Hep B Blog

Tag Archives: abdominal pain

Get Tested for Liver Cancer, Your Life May Depend on It

Image courtesy of David Castillo Dominici at FreeDigitalPhotos.net
Image courtesy of David Castillo Dominici at FreeDigitalPhotos.net

October is Liver Cancer Awareness Month. It may be a sleeper of a event when compared to other health campaigns, but for us who live with viral hepatitis, it’s an uncomfortable but critical reminder of the importance of monitoring our liver health to prevent cancer.

Viral hepatitis, especially B and C, are viral infections that can cause liver cancer  (also called hepatocellular carcinoma or HCC.) Researchers are still studying why some people are more prone to liver cancer, but we who live with chronic hepatitis B or C have a 25 to 40 percent lifetime risk of developing liver cancer. The infection, which hijacks our liver cells to manufacture more virus, causes inflammation, scarring and even cancer as the liver cells grow out of control.

The longer we are infected with viral hepatitis, the higher our risk of developing liver cancer. While liver cancer often occurs in people with cirrhosis (severe liver scarring), some of us develop cancer without cirrhosis. Continue reading "Get Tested for Liver Cancer, Your Life May Depend on It"

When Is That Pain Hep B-related and When Is It Something Else?

Image courtesy of Ohmega1982 at FreeDigitalPhotos.net
Image courtesy of Ohmega1982 at FreeDigitalPhotos.net

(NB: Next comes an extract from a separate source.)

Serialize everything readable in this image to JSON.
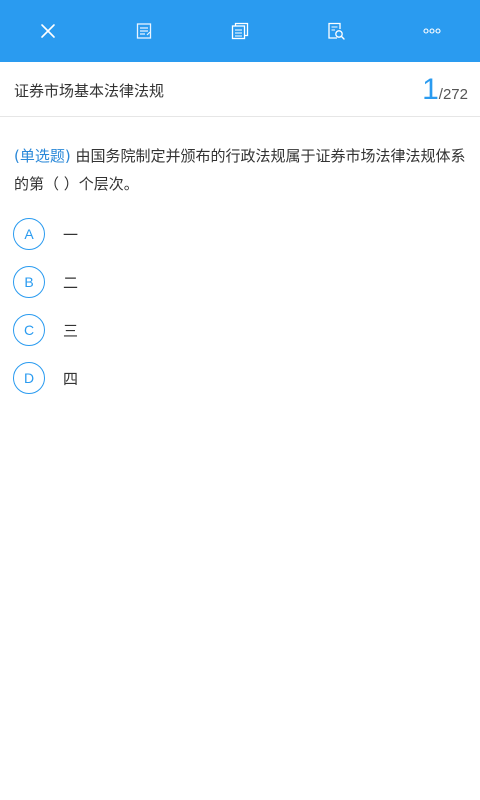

When people with chronic hepatitis B experience abdominal pain, we often wonder if it’s related to our liver and if our hepatitis B is getting worse.

According to experts, hepatitis B rarely causes abdominal pain. In celebration of Pain Awareness Month, here are some insights to help you understand what might be behind your abdominal pain when you live with chronic hepatitis B.

First, it’s not called the silent infection for nothing. When first infected, most children and nearly 70 percent of adults never experience any direct symptoms from hepatitis B. When people do have symptoms, such as aches, nausea and fever, they usually last for only a few days. Only a very small percentage have symptoms that persist long-term. Continue reading "When Is That Pain Hep B-related and When Is It Something Else?"